1st Half Index Annuity Sales Hit New Record Of Nearly $5 Billion
Equity index annuities hit another sales record in the 2nd quarter of 2002–almost $2.8 billion. Adding in 1st quarter sales of $2.1 billion, the product line produced nearly $5 billion in the first half of the year, says Jack Marrion, president of The Advantage Group, a Maryland Heights, Mo., index product tracking service.
The 2Q sales represent a 74% increase over the same period last year and a 29% increase over 1Q sales this year, Marrion adds.
The results come from The Advantage Groups quarterly survey of EIA providers. Thirty-four of the 36 fixed index annuity insurers currently in the business responded to the survey; they represent an estimated 99% of sales, Marion says. (Two carriers declined to participate, so their sales are estimated, he says.)
According to the survey, 43% of new index annuity sales in the 2nd quarter came from clients who made 1,035 exchanges from existing annuities into an index product, he points out.

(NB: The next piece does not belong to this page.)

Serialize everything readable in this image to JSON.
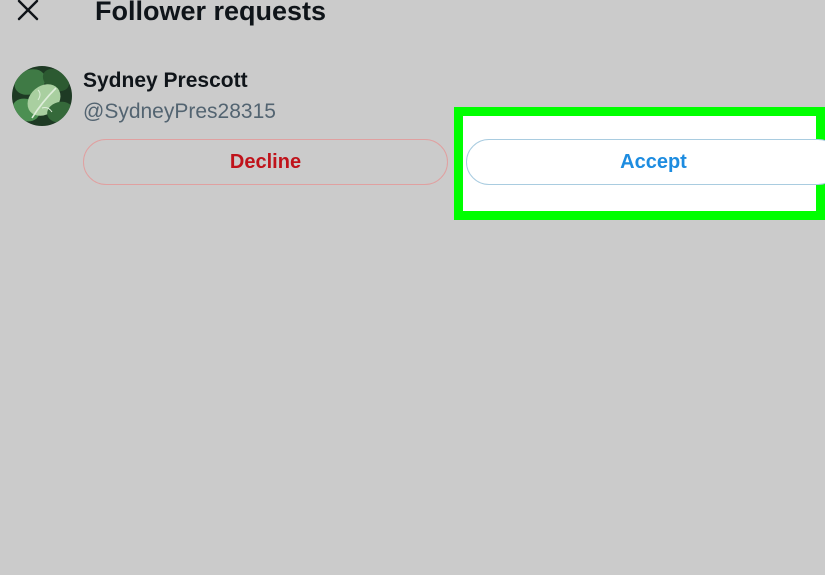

“This percentage is up from the 40% shown when we last asked about exchanges in October 2001,” Marrion says. The increase is likely due to the fact that 16 index annuities now offer first-year premium bonuses, whereas only a handful had that feature last October, he says. (Note: Bonus annuity sales accounted for 43.77% of 2nd quarter production, the survey says.)
The new money percentage–57%–is much higher than that for variable annuity and traditional fixed annuity sales, Marrion points out.
“My understanding is, a good deal of the 1,035 exchanges are coming from variable annuities,” he says. “Some VA owners probably have found they shouldnt have been in a VA in the first place. They may have realized that they are savers, not investors. The index annuity more closely fits their risk tolerance.”
In general, he says, index annuity buyers like the fact that the products offer protection of principal (through the guaranteed minimum interest rate feature) plus the opportunity to earn higher returns (through excess interest crediting keyed to performance of a market index, such as an equity or bond index).